_PROBLEM DESCRIPTION_:
Read through the entries below and copy each line where "Windows" turns up.

_DATASET RECORDS_:
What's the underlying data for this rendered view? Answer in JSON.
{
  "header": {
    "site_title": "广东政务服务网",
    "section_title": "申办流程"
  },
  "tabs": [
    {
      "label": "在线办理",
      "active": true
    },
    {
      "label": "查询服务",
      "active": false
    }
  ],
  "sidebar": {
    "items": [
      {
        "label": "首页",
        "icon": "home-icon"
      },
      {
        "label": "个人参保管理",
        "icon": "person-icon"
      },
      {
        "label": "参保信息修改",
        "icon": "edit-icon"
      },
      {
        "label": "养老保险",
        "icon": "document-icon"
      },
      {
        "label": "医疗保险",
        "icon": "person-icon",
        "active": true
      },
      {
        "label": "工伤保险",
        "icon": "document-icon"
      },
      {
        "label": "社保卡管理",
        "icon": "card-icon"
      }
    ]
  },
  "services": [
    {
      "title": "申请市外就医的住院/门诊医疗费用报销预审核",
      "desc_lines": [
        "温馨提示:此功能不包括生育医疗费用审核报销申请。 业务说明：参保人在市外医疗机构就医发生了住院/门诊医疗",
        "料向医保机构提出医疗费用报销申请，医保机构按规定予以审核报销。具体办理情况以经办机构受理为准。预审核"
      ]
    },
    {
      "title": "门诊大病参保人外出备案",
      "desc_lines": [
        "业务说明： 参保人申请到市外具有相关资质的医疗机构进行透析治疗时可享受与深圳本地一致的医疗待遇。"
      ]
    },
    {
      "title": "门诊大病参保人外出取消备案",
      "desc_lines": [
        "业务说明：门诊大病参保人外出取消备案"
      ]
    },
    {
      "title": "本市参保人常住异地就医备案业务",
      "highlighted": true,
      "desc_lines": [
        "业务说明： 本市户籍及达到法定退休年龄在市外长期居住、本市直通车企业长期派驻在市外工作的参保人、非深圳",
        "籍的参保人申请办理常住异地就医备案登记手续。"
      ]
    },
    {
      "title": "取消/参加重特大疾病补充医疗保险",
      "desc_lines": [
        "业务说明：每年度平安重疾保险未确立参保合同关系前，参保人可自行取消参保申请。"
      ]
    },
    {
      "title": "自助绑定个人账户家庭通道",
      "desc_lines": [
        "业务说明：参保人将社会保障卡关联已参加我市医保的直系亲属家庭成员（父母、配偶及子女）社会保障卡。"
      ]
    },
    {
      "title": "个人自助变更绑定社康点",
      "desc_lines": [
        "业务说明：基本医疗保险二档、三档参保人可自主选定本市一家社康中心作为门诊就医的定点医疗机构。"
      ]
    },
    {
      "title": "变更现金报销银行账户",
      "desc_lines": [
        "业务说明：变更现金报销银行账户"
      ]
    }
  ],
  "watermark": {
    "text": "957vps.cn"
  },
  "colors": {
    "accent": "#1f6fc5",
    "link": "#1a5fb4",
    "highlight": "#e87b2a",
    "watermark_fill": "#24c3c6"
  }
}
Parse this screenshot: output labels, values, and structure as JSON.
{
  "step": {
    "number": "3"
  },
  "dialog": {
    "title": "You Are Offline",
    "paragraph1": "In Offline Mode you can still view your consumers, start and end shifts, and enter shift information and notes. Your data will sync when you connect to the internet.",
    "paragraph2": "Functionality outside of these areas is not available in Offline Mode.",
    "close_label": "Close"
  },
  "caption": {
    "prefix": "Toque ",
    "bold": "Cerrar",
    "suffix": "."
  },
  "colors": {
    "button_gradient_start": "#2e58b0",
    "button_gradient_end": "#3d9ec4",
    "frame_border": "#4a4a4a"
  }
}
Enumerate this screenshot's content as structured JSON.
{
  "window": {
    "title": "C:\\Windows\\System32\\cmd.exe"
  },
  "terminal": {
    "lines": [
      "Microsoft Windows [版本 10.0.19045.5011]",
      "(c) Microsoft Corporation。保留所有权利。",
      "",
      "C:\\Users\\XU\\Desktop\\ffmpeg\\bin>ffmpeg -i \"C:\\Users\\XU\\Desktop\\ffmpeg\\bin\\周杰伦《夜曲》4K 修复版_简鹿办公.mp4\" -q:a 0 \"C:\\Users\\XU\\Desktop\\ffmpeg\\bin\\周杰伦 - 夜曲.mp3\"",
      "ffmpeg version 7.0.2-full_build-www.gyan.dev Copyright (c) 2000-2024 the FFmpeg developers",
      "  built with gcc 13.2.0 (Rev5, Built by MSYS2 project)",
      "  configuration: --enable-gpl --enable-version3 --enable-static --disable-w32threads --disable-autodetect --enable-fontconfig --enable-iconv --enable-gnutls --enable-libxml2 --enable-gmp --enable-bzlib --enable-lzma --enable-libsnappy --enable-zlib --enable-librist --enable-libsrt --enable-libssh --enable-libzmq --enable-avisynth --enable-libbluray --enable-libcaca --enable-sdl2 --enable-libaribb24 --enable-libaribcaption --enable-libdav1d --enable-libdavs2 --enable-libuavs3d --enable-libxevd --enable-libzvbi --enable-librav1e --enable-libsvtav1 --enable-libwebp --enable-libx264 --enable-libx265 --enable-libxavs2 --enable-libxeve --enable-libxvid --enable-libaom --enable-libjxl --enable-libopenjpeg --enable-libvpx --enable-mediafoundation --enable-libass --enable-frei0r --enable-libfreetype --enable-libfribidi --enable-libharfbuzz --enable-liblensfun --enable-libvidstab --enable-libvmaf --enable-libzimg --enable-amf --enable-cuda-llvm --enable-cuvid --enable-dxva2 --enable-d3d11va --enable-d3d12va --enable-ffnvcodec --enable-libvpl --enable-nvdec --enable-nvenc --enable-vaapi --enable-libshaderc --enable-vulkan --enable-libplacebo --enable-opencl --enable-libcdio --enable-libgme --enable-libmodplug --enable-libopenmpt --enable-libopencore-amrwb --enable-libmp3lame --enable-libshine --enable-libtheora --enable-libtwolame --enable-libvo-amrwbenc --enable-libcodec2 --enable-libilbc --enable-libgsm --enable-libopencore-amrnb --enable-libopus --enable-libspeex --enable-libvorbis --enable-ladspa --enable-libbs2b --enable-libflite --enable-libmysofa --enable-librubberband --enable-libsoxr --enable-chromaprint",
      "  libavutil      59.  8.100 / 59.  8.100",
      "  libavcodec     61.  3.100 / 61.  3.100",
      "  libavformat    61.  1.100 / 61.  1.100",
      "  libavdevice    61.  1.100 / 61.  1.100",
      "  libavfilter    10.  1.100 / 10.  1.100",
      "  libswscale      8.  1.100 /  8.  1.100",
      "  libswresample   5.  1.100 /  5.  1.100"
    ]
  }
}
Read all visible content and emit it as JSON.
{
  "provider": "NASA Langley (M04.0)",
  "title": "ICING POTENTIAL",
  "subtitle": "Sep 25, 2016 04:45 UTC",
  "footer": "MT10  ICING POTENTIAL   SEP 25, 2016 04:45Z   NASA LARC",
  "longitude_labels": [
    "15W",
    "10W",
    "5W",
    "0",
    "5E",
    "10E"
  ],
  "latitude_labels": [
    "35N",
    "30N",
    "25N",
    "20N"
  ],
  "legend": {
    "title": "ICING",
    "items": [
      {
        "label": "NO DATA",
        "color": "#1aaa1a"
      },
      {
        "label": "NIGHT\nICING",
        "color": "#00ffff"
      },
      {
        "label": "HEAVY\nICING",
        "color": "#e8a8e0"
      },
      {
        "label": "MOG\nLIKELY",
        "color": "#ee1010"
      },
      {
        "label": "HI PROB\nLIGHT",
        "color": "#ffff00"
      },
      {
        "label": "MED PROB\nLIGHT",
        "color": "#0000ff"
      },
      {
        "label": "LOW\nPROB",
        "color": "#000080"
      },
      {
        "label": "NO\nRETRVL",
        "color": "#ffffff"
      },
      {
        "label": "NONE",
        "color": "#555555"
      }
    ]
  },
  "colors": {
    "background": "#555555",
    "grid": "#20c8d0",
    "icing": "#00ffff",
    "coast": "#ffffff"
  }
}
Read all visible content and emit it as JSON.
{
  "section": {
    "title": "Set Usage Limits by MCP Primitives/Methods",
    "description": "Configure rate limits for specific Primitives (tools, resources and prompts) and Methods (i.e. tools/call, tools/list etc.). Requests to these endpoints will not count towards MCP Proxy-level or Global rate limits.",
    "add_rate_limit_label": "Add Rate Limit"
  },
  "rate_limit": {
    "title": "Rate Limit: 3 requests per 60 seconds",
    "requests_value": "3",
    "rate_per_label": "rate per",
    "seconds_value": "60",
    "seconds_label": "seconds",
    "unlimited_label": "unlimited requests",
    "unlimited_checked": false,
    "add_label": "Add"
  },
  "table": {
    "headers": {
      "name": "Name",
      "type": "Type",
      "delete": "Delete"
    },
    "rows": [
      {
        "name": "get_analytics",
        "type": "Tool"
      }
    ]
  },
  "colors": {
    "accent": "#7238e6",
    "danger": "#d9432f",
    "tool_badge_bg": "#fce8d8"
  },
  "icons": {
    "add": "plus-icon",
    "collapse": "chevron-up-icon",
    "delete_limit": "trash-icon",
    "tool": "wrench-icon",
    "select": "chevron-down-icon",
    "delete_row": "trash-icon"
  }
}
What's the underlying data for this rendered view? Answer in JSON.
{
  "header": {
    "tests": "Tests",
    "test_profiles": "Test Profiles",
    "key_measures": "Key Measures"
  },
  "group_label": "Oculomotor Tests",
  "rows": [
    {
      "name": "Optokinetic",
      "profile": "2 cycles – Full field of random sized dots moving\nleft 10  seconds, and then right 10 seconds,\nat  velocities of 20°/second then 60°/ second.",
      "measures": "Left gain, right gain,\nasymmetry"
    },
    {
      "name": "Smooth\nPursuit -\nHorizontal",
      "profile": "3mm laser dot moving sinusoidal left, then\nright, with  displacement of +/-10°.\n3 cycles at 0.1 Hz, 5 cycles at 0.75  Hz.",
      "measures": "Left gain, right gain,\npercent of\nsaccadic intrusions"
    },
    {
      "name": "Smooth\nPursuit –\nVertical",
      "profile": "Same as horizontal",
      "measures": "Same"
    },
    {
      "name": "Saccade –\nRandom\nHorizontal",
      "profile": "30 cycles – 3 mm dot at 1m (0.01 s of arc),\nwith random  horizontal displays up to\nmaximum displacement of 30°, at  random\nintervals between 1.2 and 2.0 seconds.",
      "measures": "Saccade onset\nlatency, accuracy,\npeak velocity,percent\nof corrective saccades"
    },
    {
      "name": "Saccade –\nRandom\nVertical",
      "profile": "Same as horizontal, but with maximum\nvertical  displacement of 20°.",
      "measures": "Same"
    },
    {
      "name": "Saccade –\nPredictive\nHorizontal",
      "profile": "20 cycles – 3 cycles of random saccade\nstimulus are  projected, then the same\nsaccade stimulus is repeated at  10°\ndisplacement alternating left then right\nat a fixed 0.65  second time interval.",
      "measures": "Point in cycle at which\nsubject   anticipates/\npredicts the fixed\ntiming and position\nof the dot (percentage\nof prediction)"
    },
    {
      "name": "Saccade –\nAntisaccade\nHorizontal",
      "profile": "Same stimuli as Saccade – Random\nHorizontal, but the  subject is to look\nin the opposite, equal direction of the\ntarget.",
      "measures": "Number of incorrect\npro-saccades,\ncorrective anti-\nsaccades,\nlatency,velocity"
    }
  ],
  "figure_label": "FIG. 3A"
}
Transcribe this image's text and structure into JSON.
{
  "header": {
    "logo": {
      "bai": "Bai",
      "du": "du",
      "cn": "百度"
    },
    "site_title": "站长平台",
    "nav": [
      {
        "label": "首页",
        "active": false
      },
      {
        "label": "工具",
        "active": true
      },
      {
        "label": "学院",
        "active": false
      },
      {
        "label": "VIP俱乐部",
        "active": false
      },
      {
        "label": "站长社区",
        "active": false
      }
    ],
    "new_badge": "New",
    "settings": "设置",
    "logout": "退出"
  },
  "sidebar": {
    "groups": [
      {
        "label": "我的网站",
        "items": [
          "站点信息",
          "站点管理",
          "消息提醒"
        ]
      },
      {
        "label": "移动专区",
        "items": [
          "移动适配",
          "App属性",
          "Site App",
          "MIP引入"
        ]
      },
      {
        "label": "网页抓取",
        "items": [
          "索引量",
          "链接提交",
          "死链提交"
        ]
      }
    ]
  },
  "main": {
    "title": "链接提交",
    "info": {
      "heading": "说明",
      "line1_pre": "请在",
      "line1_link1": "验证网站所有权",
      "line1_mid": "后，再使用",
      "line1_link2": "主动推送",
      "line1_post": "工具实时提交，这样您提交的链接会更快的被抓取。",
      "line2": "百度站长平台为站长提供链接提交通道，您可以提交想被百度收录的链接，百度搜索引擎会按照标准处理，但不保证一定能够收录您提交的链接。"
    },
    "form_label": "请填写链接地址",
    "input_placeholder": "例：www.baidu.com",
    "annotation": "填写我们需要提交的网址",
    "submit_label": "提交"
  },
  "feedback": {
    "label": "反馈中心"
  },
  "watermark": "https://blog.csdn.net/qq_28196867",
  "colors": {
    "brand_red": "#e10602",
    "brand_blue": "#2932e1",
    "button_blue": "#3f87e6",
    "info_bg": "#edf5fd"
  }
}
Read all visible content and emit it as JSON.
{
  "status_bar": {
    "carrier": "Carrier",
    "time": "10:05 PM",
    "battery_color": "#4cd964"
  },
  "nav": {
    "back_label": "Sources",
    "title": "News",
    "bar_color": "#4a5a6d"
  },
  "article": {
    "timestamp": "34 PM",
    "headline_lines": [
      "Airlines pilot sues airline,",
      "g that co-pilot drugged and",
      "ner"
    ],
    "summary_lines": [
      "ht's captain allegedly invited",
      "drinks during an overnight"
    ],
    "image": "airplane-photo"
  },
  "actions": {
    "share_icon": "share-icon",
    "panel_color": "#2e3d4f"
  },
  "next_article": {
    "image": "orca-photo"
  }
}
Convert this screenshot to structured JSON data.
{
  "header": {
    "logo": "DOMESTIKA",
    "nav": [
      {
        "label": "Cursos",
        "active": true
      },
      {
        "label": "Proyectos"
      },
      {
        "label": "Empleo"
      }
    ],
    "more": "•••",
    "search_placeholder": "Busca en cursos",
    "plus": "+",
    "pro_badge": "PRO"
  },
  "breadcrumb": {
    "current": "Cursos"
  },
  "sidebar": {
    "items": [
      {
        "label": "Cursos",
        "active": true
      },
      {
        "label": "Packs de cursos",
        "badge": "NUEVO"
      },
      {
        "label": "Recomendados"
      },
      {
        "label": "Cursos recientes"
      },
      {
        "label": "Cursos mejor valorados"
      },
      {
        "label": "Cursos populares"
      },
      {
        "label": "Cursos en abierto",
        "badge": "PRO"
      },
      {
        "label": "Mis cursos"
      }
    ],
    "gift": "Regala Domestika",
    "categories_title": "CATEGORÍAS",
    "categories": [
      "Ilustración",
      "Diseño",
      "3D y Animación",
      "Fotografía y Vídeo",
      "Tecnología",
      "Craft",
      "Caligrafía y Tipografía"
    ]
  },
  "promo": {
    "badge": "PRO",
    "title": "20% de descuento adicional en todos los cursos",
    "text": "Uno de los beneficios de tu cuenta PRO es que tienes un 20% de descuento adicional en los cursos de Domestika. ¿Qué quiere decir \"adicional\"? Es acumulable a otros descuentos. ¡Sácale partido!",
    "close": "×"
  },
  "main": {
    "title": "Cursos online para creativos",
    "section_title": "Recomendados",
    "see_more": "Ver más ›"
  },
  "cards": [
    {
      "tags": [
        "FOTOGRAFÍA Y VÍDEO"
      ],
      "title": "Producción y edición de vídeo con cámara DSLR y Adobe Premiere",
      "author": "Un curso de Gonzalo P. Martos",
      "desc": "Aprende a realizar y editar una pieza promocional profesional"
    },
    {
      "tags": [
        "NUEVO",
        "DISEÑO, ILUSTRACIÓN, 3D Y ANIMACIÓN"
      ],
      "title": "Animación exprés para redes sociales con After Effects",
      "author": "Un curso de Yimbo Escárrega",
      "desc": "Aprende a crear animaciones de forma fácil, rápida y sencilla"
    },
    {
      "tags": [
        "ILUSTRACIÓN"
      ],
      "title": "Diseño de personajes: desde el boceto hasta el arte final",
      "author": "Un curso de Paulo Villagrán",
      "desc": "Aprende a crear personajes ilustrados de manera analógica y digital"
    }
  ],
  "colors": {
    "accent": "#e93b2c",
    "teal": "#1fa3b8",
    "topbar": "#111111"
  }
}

_ANSWER BELOW_:
    "title": "C:\\Windows\\System32\\cmd.exe"
      "Microsoft Windows [版本 10.0.19045.5011]",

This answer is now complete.